(Dataset items)

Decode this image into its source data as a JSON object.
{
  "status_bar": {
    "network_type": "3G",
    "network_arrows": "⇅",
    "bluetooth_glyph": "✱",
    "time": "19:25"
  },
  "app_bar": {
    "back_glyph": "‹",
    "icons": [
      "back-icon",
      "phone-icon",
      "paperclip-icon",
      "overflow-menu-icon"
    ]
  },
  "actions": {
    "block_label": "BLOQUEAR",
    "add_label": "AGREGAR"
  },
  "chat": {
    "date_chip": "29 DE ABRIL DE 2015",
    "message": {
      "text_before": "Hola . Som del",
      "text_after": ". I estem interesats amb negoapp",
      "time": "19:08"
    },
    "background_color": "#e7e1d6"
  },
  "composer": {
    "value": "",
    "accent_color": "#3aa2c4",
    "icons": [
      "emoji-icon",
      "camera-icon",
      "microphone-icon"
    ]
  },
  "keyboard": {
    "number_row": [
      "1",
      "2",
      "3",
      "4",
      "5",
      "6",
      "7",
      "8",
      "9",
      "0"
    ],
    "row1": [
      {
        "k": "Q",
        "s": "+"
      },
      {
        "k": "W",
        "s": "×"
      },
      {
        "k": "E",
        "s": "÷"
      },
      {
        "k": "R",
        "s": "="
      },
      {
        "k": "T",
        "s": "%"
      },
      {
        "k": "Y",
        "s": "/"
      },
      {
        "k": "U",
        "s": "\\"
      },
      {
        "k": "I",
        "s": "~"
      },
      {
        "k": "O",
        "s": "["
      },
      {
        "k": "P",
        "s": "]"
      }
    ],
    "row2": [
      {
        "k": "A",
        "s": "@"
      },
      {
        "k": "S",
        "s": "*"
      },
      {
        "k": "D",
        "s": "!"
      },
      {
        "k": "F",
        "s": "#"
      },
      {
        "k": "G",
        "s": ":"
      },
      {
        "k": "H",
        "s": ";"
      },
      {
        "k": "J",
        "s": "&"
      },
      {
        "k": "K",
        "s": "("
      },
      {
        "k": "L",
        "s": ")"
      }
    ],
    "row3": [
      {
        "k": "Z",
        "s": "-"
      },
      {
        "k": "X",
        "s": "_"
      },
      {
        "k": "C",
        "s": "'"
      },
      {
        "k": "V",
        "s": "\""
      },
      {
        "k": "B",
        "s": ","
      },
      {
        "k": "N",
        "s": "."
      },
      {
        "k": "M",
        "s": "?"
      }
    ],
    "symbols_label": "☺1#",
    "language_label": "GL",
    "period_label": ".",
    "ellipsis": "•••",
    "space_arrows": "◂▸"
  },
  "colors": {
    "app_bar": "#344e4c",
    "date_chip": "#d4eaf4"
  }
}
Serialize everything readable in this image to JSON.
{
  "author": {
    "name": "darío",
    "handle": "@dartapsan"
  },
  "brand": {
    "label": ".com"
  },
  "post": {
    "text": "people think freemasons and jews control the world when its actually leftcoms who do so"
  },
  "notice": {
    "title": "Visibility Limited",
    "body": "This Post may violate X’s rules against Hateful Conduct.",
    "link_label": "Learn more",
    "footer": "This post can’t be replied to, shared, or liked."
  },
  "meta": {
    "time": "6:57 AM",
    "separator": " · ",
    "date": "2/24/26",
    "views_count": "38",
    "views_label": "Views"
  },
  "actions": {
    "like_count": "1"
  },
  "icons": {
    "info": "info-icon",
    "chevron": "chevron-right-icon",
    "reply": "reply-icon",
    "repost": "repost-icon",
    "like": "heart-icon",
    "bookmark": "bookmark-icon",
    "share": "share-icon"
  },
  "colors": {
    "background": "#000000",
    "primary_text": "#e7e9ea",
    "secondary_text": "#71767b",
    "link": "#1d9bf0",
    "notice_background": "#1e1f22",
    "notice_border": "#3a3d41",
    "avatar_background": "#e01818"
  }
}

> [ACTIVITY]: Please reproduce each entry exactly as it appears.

> [EXERCISE OUTPUT]:
Decode this image into its source data as a JSON object.
{
  "status_bar": {
    "network_type": "3G",
    "network_arrows": "⇅",
    "bluetooth_glyph": "✱",
    "time": "19:25"
  },
  "app_bar": {
    "back_glyph": "‹",
    "icons": [
      "back-icon",
      "phone-icon",
      "paperclip-icon",
      "overflow-menu-icon"
    ]
  },
  "actions": {
    "block_label": "BLOQUEAR",
    "add_label": "AGREGAR"
  },
  "chat": {
    "date_chip": "29 DE ABRIL DE 2015",
    "message": {
      "text_before": "Hola . Som del",
      "text_after": ". I estem interesats amb negoapp",
      "time": "19:08"
    },
    "background_color": "#e7e1d6"
  },
  "composer": {
    "value": "",
    "accent_color": "#3aa2c4",
    "icons": [
      "emoji-icon",
      "camera-icon",
      "microphone-icon"
    ]
  },
  "keyboard": {
    "number_row": [
      "1",
      "2",
      "3",
      "4",
      "5",
      "6",
      "7",
      "8",
      "9",
      "0"
    ],
    "row1": [
      {
        "k": "Q",
        "s": "+"
      },
      {
        "k": "W",
        "s": "×"
      },
      {
        "k": "E",
        "s": "÷"
      },
      {
        "k": "R",
        "s": "="
      },
      {
        "k": "T",
        "s": "%"
      },
      {
        "k": "Y",
        "s": "/"
      },
      {
        "k": "U",
        "s": "\\"
      },
      {
        "k": "I",
        "s": "~"
      },
      {
        "k": "O",
        "s": "["
      },
      {
        "k": "P",
        "s": "]"
      }
    ],
    "row2": [
      {
        "k": "A",
        "s": "@"
      },
      {
        "k": "S",
        "s": "*"
      },
      {
        "k": "D",
        "s": "!"
      },
      {
        "k": "F",
        "s": "#"
      },
      {
        "k": "G",
        "s": ":"
      },
      {
        "k": "H",
        "s": ";"
      },
      {
        "k": "J",
        "s": "&"
      },
      {
        "k": "K",
        "s": "("
      },
      {
        "k": "L",
        "s": ")"
      }
    ],
    "row3": [
      {
        "k": "Z",
        "s": "-"
      },
      {
        "k": "X",
        "s": "_"
      },
      {
        "k": "C",
        "s": "'"
      },
      {
        "k": "V",
        "s": "\""
      },
      {
        "k": "B",
        "s": ","
      },
      {
        "k": "N",
        "s": "."
      },
      {
        "k": "M",
        "s": "?"
      }
    ],
    "symbols_label": "☺1#",
    "language_label": "GL",
    "period_label": ".",
    "ellipsis": "•••",
    "space_arrows": "◂▸"
  },
  "colors": {
    "app_bar": "#344e4c",
    "date_chip": "#d4eaf4"
  }
}
Serialize everything readable in this image to JSON.
{
  "author": {
    "name": "darío",
    "handle": "@dartapsan"
  },
  "brand": {
    "label": ".com"
  },
  "post": {
    "text": "people think freemasons and jews control the world when its actually leftcoms who do so"
  },
  "notice": {
    "title": "Visibility Limited",
    "body": "This Post may violate X’s rules against Hateful Conduct.",
    "link_label": "Learn more",
    "footer": "This post can’t be replied to, shared, or liked."
  },
  "meta": {
    "time": "6:57 AM",
    "separator": " · ",
    "date": "2/24/26",
    "views_count": "38",
    "views_label": "Views"
  },
  "actions": {
    "like_count": "1"
  },
  "icons": {
    "info": "info-icon",
    "chevron": "chevron-right-icon",
    "reply": "reply-icon",
    "repost": "repost-icon",
    "like": "heart-icon",
    "bookmark": "bookmark-icon",
    "share": "share-icon"
  },
  "colors": {
    "background": "#000000",
    "primary_text": "#e7e9ea",
    "secondary_text": "#71767b",
    "link": "#1d9bf0",
    "notice_background": "#1e1f22",
    "notice_border": "#3a3d41",
    "avatar_background": "#e01818"
  }
}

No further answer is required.